The Design Museum is a campus for design education in the twenty first century, harnessing the potential of design to tackle the challenges of today’s complex world from local to global.
In our first episode for the new academic year, Tara speaks to Daniel Senn whose background and skills helped him to invent a new reading app called Poio which has helped more than 100,000 children aged 3-8 crack the reading code!
Daniel also shares his research and views on the role of fun in education.
Daniel is the dad and educator behind the learn-to-read game, Poio.
Six years ago, he embarked on a journey of trying to help his own son learn how to read. He was born with a severe hearing problem and Daniel was told that he would need extra assistance to keep up with other kids. However, experts also told him that motivating young children to practise reading is very hard, and that adults who push the learning early on often make matters worse, resulting in negative learning spirals and a loss of confidence.
So together, Daniel and his family engaged in a fun project to crack the reading code through play, where his son’s ideas were the main inspiration to the method that is now called Poio. A game that is able to help all kinds of children learn how to read, whether they are learning at a regular pace, are struggling with the process, or are gifted.
” Now The Poio Method has gone beyond helping my son, Leon, and our family. I have worked closely with a committed group of game developers, scientists and educationalists to make Poio what it is today. And in just a short period of time, we have helped more than 100,000 children across Scandinavia crack the reading code. I can hardly believe it, and feel so proud of what our team has achieved. Still, there is always more to do, and we’re only just getting started!
In light of Poio’s success, our goal is to help even more children learn how to read. By joining forces with the EdTech company Kahoot! this spring, we are now able to bring Poio to a global audience quicker through a newly developed English version. The UK edition of Poio is now available from the App Store and Google Play. The US edition will be available soon! Sign up to get notified.”
Tweet of the Week
As students here in the U.S. head back to school, let's remember that more than 98 million adolescent girls around the world don’t have that opportunity.

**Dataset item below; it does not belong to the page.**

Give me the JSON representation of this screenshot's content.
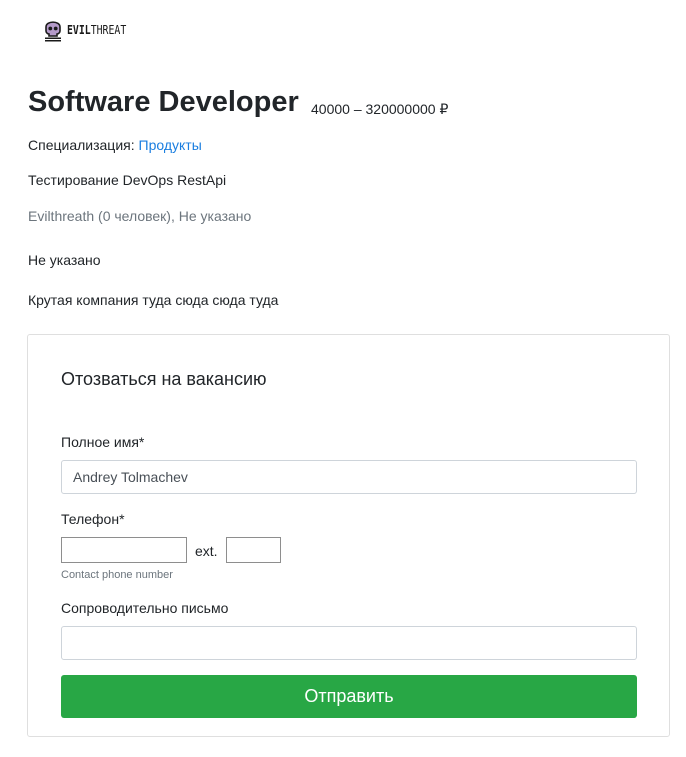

This week, Tara Elie speaks to the truly inspirational RIP STARS:
Here’s how the Disabled Young Researchers describe themselves:
We are a group of disabled young people aged 17 – 25 from Coventry, UK. We have been trained by Anita Franklin and Geraldine Brady (Coventry University) to be researchers. We lead our project – research by young disabled people for disabled young people. We have a voice and we want to give a voice to other disabled young people. We want to use research evidence to improve the lives of disabled young people.
Each member of the groups has a story to tell, from their own, personal experiences of how young people with disabilities are treated in schools and colleges.
This week, Tara Elie talks to Maxine and Ewan from Haileybury Turnford in Hertfordshire. It’s an excellent chance to hear all about how they have embarked on a process of culture change around behaviour and rates of exclusion – and their successes.
Katie has a fascinating story – originally a teacher in Manchester, she now teaches in Hong Kong and explains to Tara some of the differences she’s discovered. Katie is also passionate about promoting teaching and helping new teachers through her popular YouTube Channel.